Dhoni To The Rescue Again?

Much is expected of MS Dhoni, which traces the life of the man from a ticket collector to Captain Cool, but will its cost stymie its progress?

Contributing to the continuing gloom in industry circle is the failure of Raaz Reboot to enthuse either critics or the audience. While the other release last week, Pink, garnered very flattering reviews and good collections aided by the positive word of mouth comments, Vikram Bhatt’s Raaz Reboot failed on all counts. This week there are six releases but so little is expected of them, the trade is looking forward to the Denzel Washington led The Magnificent Seven to save them.

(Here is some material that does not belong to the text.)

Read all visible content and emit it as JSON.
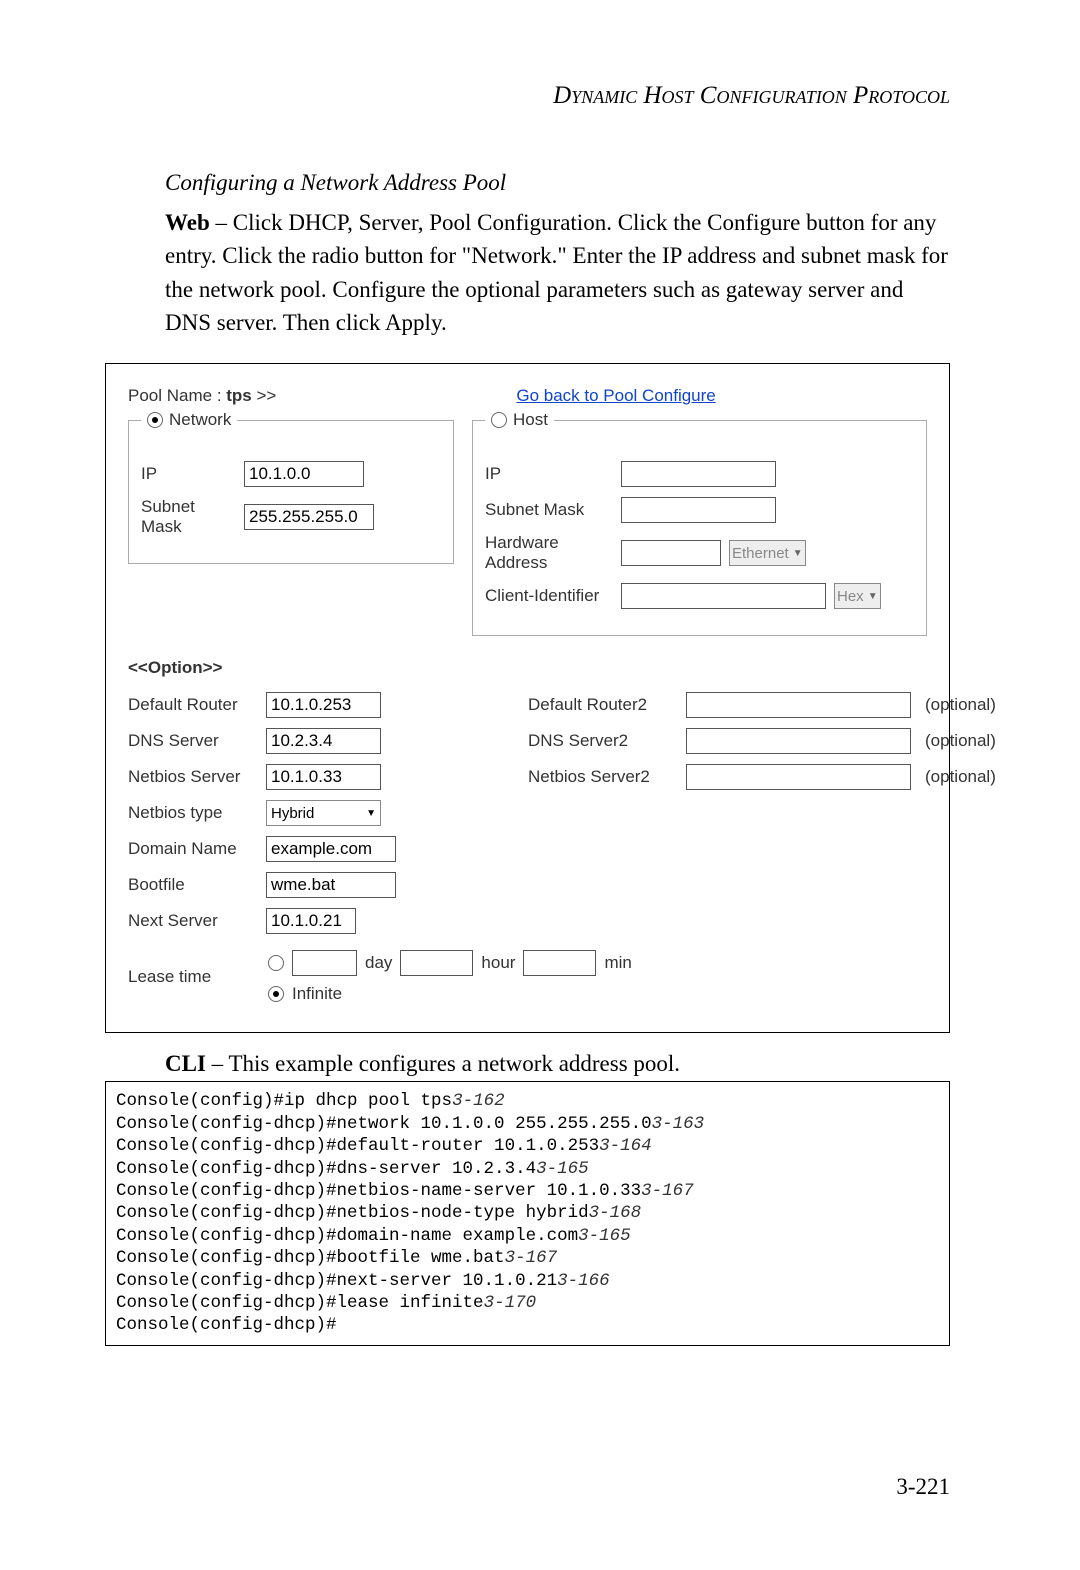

Another film which makes the much beleaguered exhibition section smile in anticipation is MS Dhoni, which, given the much loved and successful title character is Indian cricket captain Dhoni, and the fact that this film deals with those years of his life not known publicly, makes it a film to wait for. The movie though has been an expensive one to produce. Market sources say Dhoni himself was paid Rs 40 crore for the rights to the story from the Rs 100 crore plus budget. But producers Fox are confident they can recover the cost.

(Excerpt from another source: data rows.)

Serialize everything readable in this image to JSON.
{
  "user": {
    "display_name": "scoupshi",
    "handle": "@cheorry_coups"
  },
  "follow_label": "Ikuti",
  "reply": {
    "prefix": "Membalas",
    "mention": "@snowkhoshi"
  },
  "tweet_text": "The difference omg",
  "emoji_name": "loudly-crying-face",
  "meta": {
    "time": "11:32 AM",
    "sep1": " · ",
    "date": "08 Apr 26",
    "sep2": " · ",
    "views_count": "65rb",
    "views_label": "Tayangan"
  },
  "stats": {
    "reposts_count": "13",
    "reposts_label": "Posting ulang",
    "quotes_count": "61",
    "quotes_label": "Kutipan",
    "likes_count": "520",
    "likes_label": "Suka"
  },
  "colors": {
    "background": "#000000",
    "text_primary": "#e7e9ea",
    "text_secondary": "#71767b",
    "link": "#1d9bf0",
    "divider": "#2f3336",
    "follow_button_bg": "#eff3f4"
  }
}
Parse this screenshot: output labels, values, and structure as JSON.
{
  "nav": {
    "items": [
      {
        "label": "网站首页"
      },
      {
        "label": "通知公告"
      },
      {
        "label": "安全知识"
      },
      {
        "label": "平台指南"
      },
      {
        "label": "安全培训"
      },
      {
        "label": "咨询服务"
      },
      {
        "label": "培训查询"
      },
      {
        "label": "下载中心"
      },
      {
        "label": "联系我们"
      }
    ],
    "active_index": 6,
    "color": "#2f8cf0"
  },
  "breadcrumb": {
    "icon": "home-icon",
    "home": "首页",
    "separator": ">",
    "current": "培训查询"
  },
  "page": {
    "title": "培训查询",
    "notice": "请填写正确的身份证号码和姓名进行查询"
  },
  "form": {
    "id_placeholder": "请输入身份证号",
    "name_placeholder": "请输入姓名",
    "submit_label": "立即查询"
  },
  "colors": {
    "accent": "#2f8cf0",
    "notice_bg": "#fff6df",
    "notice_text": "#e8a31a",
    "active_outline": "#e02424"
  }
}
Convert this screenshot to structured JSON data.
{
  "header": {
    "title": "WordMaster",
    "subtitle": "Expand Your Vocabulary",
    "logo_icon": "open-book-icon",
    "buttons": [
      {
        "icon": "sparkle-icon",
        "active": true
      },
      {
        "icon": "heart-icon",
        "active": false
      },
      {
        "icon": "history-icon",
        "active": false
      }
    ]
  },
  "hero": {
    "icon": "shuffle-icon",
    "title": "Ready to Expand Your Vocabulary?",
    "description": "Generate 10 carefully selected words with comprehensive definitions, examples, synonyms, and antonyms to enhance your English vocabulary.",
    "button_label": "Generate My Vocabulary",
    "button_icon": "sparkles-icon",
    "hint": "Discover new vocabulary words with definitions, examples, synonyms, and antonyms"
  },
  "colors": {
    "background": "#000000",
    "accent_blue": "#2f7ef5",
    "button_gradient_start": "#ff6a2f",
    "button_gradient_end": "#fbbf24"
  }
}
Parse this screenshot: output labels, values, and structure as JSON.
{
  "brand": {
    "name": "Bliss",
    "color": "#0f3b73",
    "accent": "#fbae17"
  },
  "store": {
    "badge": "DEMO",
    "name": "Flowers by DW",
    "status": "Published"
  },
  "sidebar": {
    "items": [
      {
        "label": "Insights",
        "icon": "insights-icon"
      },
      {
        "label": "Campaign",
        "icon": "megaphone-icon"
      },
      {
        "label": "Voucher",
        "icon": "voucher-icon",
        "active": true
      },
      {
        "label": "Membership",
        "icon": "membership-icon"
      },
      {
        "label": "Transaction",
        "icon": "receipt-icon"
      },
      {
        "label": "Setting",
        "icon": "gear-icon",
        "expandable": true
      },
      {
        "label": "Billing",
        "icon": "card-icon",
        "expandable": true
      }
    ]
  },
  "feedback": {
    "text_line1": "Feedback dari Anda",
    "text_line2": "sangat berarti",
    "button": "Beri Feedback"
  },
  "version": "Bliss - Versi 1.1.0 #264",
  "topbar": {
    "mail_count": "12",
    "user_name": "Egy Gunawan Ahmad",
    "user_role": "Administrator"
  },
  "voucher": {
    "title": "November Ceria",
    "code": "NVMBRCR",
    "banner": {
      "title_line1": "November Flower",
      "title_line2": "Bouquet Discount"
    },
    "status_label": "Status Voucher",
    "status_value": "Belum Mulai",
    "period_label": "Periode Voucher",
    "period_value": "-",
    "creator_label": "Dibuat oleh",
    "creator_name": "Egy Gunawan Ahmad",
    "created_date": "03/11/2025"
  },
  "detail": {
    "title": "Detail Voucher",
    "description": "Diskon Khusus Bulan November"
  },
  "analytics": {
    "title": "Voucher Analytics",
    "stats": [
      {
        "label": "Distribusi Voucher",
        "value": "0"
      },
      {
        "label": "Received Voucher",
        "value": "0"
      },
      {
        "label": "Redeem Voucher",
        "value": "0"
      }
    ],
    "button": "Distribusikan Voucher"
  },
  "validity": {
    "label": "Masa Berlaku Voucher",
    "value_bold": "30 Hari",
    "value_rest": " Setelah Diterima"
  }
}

On a related but quite different topic I recently had occasion to have a longish chat with Tannishtha Chatterjee, who is often called ‘the princess of parallel cinema’ for her path breaking work in several international films that have won her and the films accolades all over the world. She recently had two back-to-back releases in India, Unindian and Island City. UnIndian was a rom-com co-starring Aussie pacer Brett Lee and Island City a wonderful NFDC produced film which incidentally is the last NFDC production. In both the films Tannishtha stood out for her performance. But speaking of their release, she was unhappy with the fact that they were given very few shows and that too in the ‘Gold’ class in theatres. Obviously these were not going to be films for which cinegoers would throng the gold class and the result was neither film did anything much at the box-office. She asked why mainstream films tend to block so many screens that Indies had no chance to be seen.

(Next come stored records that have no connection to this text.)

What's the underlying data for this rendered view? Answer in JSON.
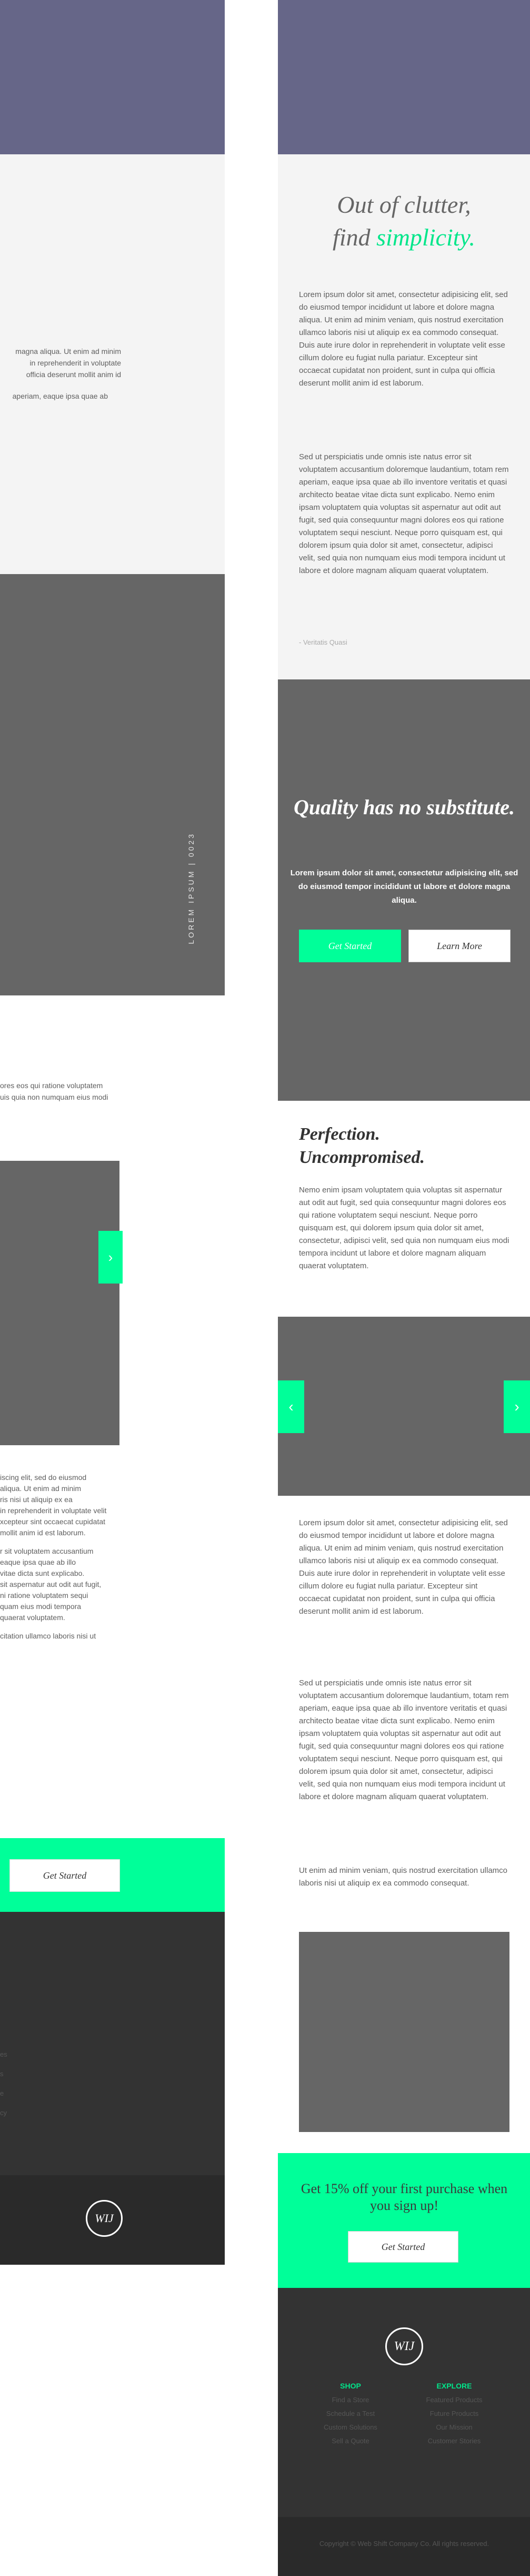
{
  "left_preview": {
    "intro_fragments": [
      "magna aliqua. Ut enim ad minim",
      "in reprehenderit in voluptate",
      "officia deserunt mollit anim id",
      "aperiam, eaque ipsa quae ab"
    ],
    "vertical_label": "LOREM IPSUM  |  0023",
    "perfection_fragments": [
      "ores eos qui ratione voluptatem",
      "uis quia non numquam eius modi"
    ],
    "slider_arrow": "›",
    "body_fragments": [
      "iscing elit, sed do eiusmod",
      "aliqua. Ut enim ad minim",
      "ris nisi ut aliquip ex ea",
      "in reprehenderit in voluptate velit",
      "xcepteur sint occaecat cupidatat",
      "mollit anim id est laborum.",
      "r sit voluptatem accusantium",
      "eaque ipsa quae ab illo",
      "vitae dicta sunt explicabo.",
      "sit aspernatur aut odit aut fugit,",
      "ni ratione voluptatem sequi",
      "quam eius modi tempora",
      "quaerat voluptatem.",
      "citation ullamco laboris nisi ut"
    ],
    "cta_label": "Get Started",
    "footer_fragments": [
      "es",
      "s",
      "e",
      "cy"
    ],
    "logo_text": "WIJ"
  },
  "intro": {
    "title_line1": "Out of clutter,",
    "title_line2_prefix": "find ",
    "title_line2_accent": "simplicity.",
    "paragraph1": "Lorem ipsum dolor sit amet, consectetur adipisicing elit, sed do eiusmod tempor incididunt ut labore et dolore magna aliqua. Ut enim ad minim veniam, quis nostrud exercitation ullamco laboris nisi ut aliquip ex ea commodo consequat. Duis aute irure dolor in reprehenderit in voluptate velit esse cillum dolore eu fugiat nulla pariatur. Excepteur sint occaecat cupidatat non proident, sunt in culpa qui officia deserunt mollit anim id est laborum.",
    "paragraph2": "Sed ut perspiciatis unde omnis iste natus error sit voluptatem accusantium doloremque laudantium, totam rem aperiam, eaque ipsa quae ab illo inventore veritatis et quasi architecto beatae vitae dicta sunt explicabo. Nemo enim ipsam voluptatem quia voluptas sit aspernatur aut odit aut fugit, sed quia consequuntur magni dolores eos qui ratione voluptatem sequi nesciunt. Neque porro quisquam est, qui dolorem ipsum quia dolor sit amet, consectetur, adipisci velit, sed quia non numquam eius modi tempora incidunt ut labore et dolore magnam aliquam quaerat voluptatem.",
    "attribution": "- Veritatis Quasi"
  },
  "quality": {
    "title": "Quality has no substitute.",
    "text": "Lorem ipsum dolor sit amet, consectetur adipisicing elit, sed do eiusmod tempor incididunt ut labore et dolore magna aliqua.",
    "btn_primary": "Get Started",
    "btn_secondary": "Learn More"
  },
  "perfection": {
    "title_line1": "Perfection.",
    "title_line2": "Uncompromised.",
    "text": "Nemo enim ipsam voluptatem quia voluptas sit aspernatur aut odit aut fugit, sed quia consequuntur magni dolores eos qui ratione voluptatem sequi nesciunt. Neque porro quisquam est, qui dolorem ipsum quia dolor sit amet, consectetur, adipisci velit, sed quia non numquam eius modi tempora incidunt ut labore et dolore magnam aliquam quaerat voluptatem."
  },
  "slider": {
    "prev_icon": "‹",
    "next_icon": "›"
  },
  "body": {
    "paragraph1": "Lorem ipsum dolor sit amet, consectetur adipisicing elit, sed do eiusmod tempor incididunt ut labore et dolore magna aliqua. Ut enim ad minim veniam, quis nostrud exercitation ullamco laboris nisi ut aliquip ex ea commodo consequat. Duis aute irure dolor in reprehenderit in voluptate velit esse cillum dolore eu fugiat nulla pariatur. Excepteur sint occaecat cupidatat non proident, sunt in culpa qui officia deserunt mollit anim id est laborum.",
    "paragraph2": "Sed ut perspiciatis unde omnis iste natus error sit voluptatem accusantium doloremque laudantium, totam rem aperiam, eaque ipsa quae ab illo inventore veritatis et quasi architecto beatae vitae dicta sunt explicabo. Nemo enim ipsam voluptatem quia voluptas sit aspernatur aut odit aut fugit, sed quia consequuntur magni dolores eos qui ratione voluptatem sequi nesciunt. Neque porro quisquam est, qui dolorem ipsum quia dolor sit amet, consectetur, adipisci velit, sed quia non numquam eius modi tempora incidunt ut labore et dolore magnam aliquam quaerat voluptatem.",
    "paragraph3": "Ut enim ad minim veniam, quis nostrud exercitation ullamco laboris nisi ut aliquip ex ea commodo consequat."
  },
  "signup": {
    "title": "Get 15% off your first purchase when you sign up!",
    "button": "Get Started"
  },
  "footer": {
    "logo_text": "WIJ",
    "shop_heading": "SHOP",
    "shop_links": [
      "Find a Store",
      "Schedule a Test",
      "Custom Solutions",
      "Sell a Quote"
    ],
    "explore_heading": "EXPLORE",
    "explore_links": [
      "Featured Products",
      "Future Products",
      "Our Mission",
      "Customer Stories"
    ],
    "copyright": "Copyright © Web Shift Company Co. All rights reserved."
  },
  "colors": {
    "accent": "#00ff99",
    "hero": "#666688",
    "dark": "#333333",
    "gray": "#666666",
    "light": "#f4f4f4"
  }
}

A very valid question indeed for which, sort of regularising the distribution process, there is no answer. Clashes at the box office, especially those by big budget mainstream movies provide fodder for lots of stories as well as endless excuses when one does not do well. The press has already begun writing about clashes at Christmas 2018 and filmmakers have been justifying their stand for all the festivals from now tillthen. Maybe if they spent half as much time on fine-tuning scripts these clashes wouldn’t matter. After all if your content is brilliant nothing on earth can keep a good film down.

DISCLAIMER: The views expressed here are solely those of the author and do not represent the views of SpotboyE.com.

Thumbnail Image Source: twitter/FoxStudios